[App and web page records]
◆ ◆ ◆ ◆ ◆ ◆ ◆
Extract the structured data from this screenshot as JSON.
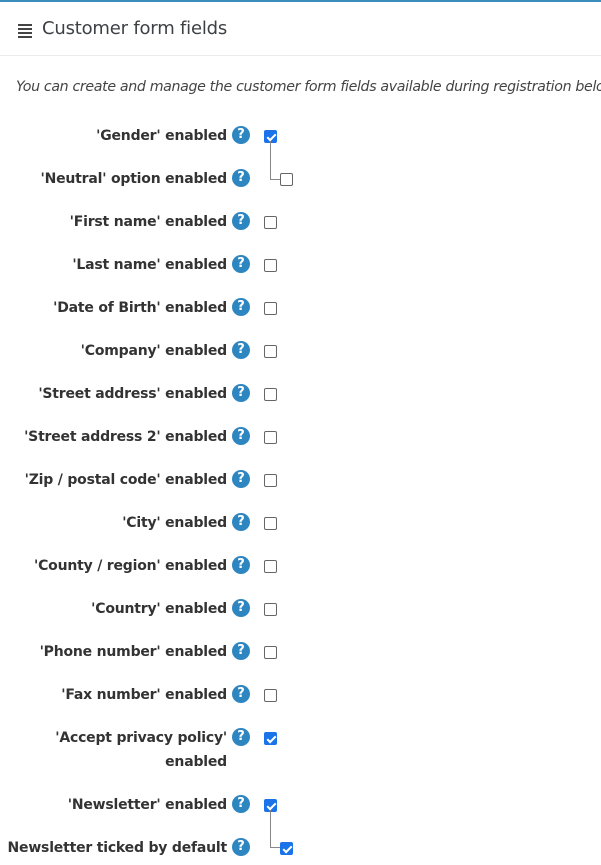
{
  "header": {
    "title": "Customer form fields",
    "icon": "menu-lines-icon"
  },
  "description": "You can create and manage the customer form fields available during registration below.",
  "help_glyph": "?",
  "fields": [
    {
      "label": "'Gender' enabled",
      "checked": true
    },
    {
      "label": "'Neutral' option enabled",
      "checked": false,
      "sub": true
    },
    {
      "label": "'First name' enabled",
      "checked": false
    },
    {
      "label": "'Last name' enabled",
      "checked": false
    },
    {
      "label": "'Date of Birth' enabled",
      "checked": false
    },
    {
      "label": "'Company' enabled",
      "checked": false
    },
    {
      "label": "'Street address' enabled",
      "checked": false
    },
    {
      "label": "'Street address 2' enabled",
      "checked": false
    },
    {
      "label": "'Zip / postal code' enabled",
      "checked": false
    },
    {
      "label": "'City' enabled",
      "checked": false
    },
    {
      "label": "'County / region' enabled",
      "checked": false
    },
    {
      "label": "'Country' enabled",
      "checked": false
    },
    {
      "label": "'Phone number' enabled",
      "checked": false
    },
    {
      "label": "'Fax number' enabled",
      "checked": false
    },
    {
      "label_line1": "'Accept privacy policy'",
      "label_line2": "enabled",
      "checked": true
    },
    {
      "label": "'Newsletter' enabled",
      "checked": true
    },
    {
      "label": "Newsletter ticked by default",
      "checked": true,
      "sub": true
    }
  ]
}
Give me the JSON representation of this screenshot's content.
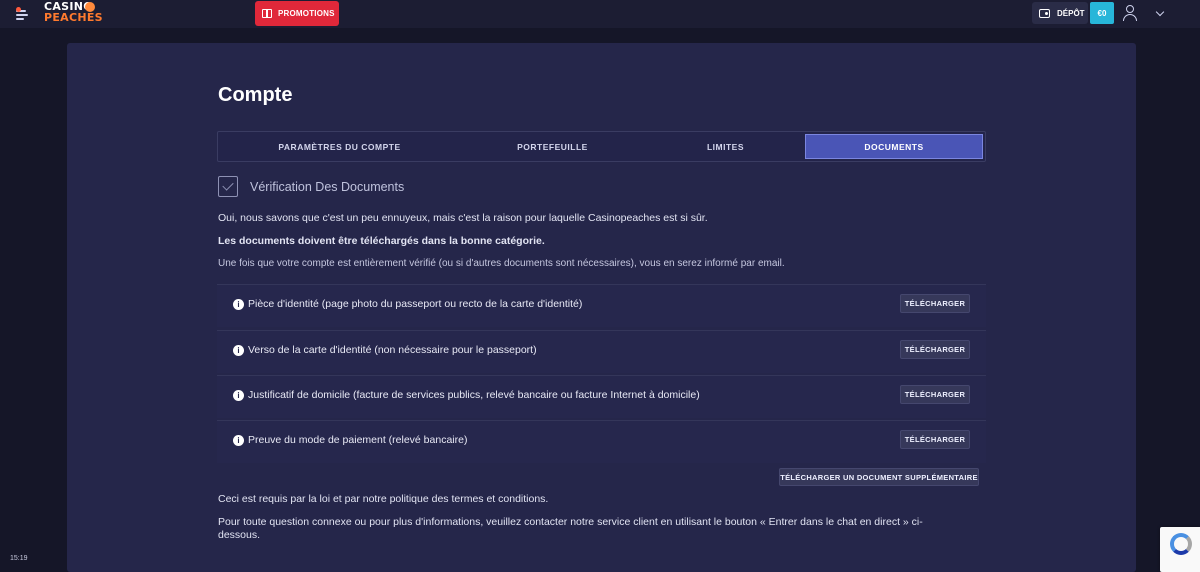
{
  "header": {
    "logo_line1": "CASINO",
    "logo_line2": "PEACHES",
    "promo_label": "PROMOTIONS",
    "deposit_label": "DÉPÔT",
    "balance": "€0"
  },
  "page": {
    "title": "Compte"
  },
  "tabs": [
    {
      "label": "PARAMÈTRES DU COMPTE",
      "active": false
    },
    {
      "label": "PORTEFEUILLE",
      "active": false
    },
    {
      "label": "LIMITES",
      "active": false
    },
    {
      "label": "DOCUMENTS",
      "active": true
    }
  ],
  "verification": {
    "title": "Vérification Des Documents",
    "intro": "Oui, nous savons que c'est un peu ennuyeux, mais c'est la raison pour laquelle Casinopeaches est si sûr.",
    "warning": "Les documents doivent être téléchargés dans la bonne catégorie.",
    "notice": "Une fois que votre compte est entièrement vérifié (ou si d'autres documents sont nécessaires), vous en serez informé par email."
  },
  "documents": [
    {
      "label": "Pièce d'identité (page photo du passeport ou recto de la carte d'identité)",
      "button": "TÉLÉCHARGER"
    },
    {
      "label": "Verso de la carte d'identité (non nécessaire pour le passeport)",
      "button": "TÉLÉCHARGER"
    },
    {
      "label": "Justificatif de domicile (facture de services publics, relevé bancaire ou facture Internet à domicile)",
      "button": "TÉLÉCHARGER"
    },
    {
      "label": "Preuve du mode de paiement (relevé bancaire)",
      "button": "TÉLÉCHARGER"
    }
  ],
  "extra_upload_label": "TÉLÉCHARGER UN DOCUMENT SUPPLÉMENTAIRE",
  "footer": {
    "legal": "Ceci est requis par la loi et par notre politique des termes et conditions.",
    "contact": "Pour toute question connexe ou pour plus d'informations, veuillez contacter notre service client en utilisant le bouton « Entrer dans le chat en direct » ci-dessous."
  },
  "system": {
    "clock": "15:19"
  },
  "colors": {
    "background": "#151628",
    "panel": "#25264a",
    "active_tab": "#4a55b6",
    "promo": "#e0283a",
    "balance": "#27b6d9"
  }
}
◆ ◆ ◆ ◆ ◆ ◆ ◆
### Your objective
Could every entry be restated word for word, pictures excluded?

### Solution
Extract the structured data from this screenshot as JSON.
{
  "header": {
    "title": "Customer form fields",
    "icon": "menu-lines-icon"
  },
  "description": "You can create and manage the customer form fields available during registration below.",
  "help_glyph": "?",
  "fields": [
    {
      "label": "'Gender' enabled",
      "checked": true
    },
    {
      "label": "'Neutral' option enabled",
      "checked": false,
      "sub": true
    },
    {
      "label": "'First name' enabled",
      "checked": false
    },
    {
      "label": "'Last name' enabled",
      "checked": false
    },
    {
      "label": "'Date of Birth' enabled",
      "checked": false
    },
    {
      "label": "'Company' enabled",
      "checked": false
    },
    {
      "label": "'Street address' enabled",
      "checked": false
    },
    {
      "label": "'Street address 2' enabled",
      "checked": false
    },
    {
      "label": "'Zip / postal code' enabled",
      "checked": false
    },
    {
      "label": "'City' enabled",
      "checked": false
    },
    {
      "label": "'County / region' enabled",
      "checked": false
    },
    {
      "label": "'Country' enabled",
      "checked": false
    },
    {
      "label": "'Phone number' enabled",
      "checked": false
    },
    {
      "label": "'Fax number' enabled",
      "checked": false
    },
    {
      "label_line1": "'Accept privacy policy'",
      "label_line2": "enabled",
      "checked": true
    },
    {
      "label": "'Newsletter' enabled",
      "checked": true
    },
    {
      "label": "Newsletter ticked by default",
      "checked": true,
      "sub": true
    }
  ]
}
Give me the JSON representation of this screenshot's content.
{
  "header": {
    "logo_line1": "CASINO",
    "logo_line2": "PEACHES",
    "promo_label": "PROMOTIONS",
    "deposit_label": "DÉPÔT",
    "balance": "€0"
  },
  "page": {
    "title": "Compte"
  },
  "tabs": [
    {
      "label": "PARAMÈTRES DU COMPTE",
      "active": false
    },
    {
      "label": "PORTEFEUILLE",
      "active": false
    },
    {
      "label": "LIMITES",
      "active": false
    },
    {
      "label": "DOCUMENTS",
      "active": true
    }
  ],
  "verification": {
    "title": "Vérification Des Documents",
    "intro": "Oui, nous savons que c'est un peu ennuyeux, mais c'est la raison pour laquelle Casinopeaches est si sûr.",
    "warning": "Les documents doivent être téléchargés dans la bonne catégorie.",
    "notice": "Une fois que votre compte est entièrement vérifié (ou si d'autres documents sont nécessaires), vous en serez informé par email."
  },
  "documents": [
    {
      "label": "Pièce d'identité (page photo du passeport ou recto de la carte d'identité)",
      "button": "TÉLÉCHARGER"
    },
    {
      "label": "Verso de la carte d'identité (non nécessaire pour le passeport)",
      "button": "TÉLÉCHARGER"
    },
    {
      "label": "Justificatif de domicile (facture de services publics, relevé bancaire ou facture Internet à domicile)",
      "button": "TÉLÉCHARGER"
    },
    {
      "label": "Preuve du mode de paiement (relevé bancaire)",
      "button": "TÉLÉCHARGER"
    }
  ],
  "extra_upload_label": "TÉLÉCHARGER UN DOCUMENT SUPPLÉMENTAIRE",
  "footer": {
    "legal": "Ceci est requis par la loi et par notre politique des termes et conditions.",
    "contact": "Pour toute question connexe ou pour plus d'informations, veuillez contacter notre service client en utilisant le bouton « Entrer dans le chat en direct » ci-dessous."
  },
  "system": {
    "clock": "15:19"
  },
  "colors": {
    "background": "#151628",
    "panel": "#25264a",
    "active_tab": "#4a55b6",
    "promo": "#e0283a",
    "balance": "#27b6d9"
  }
}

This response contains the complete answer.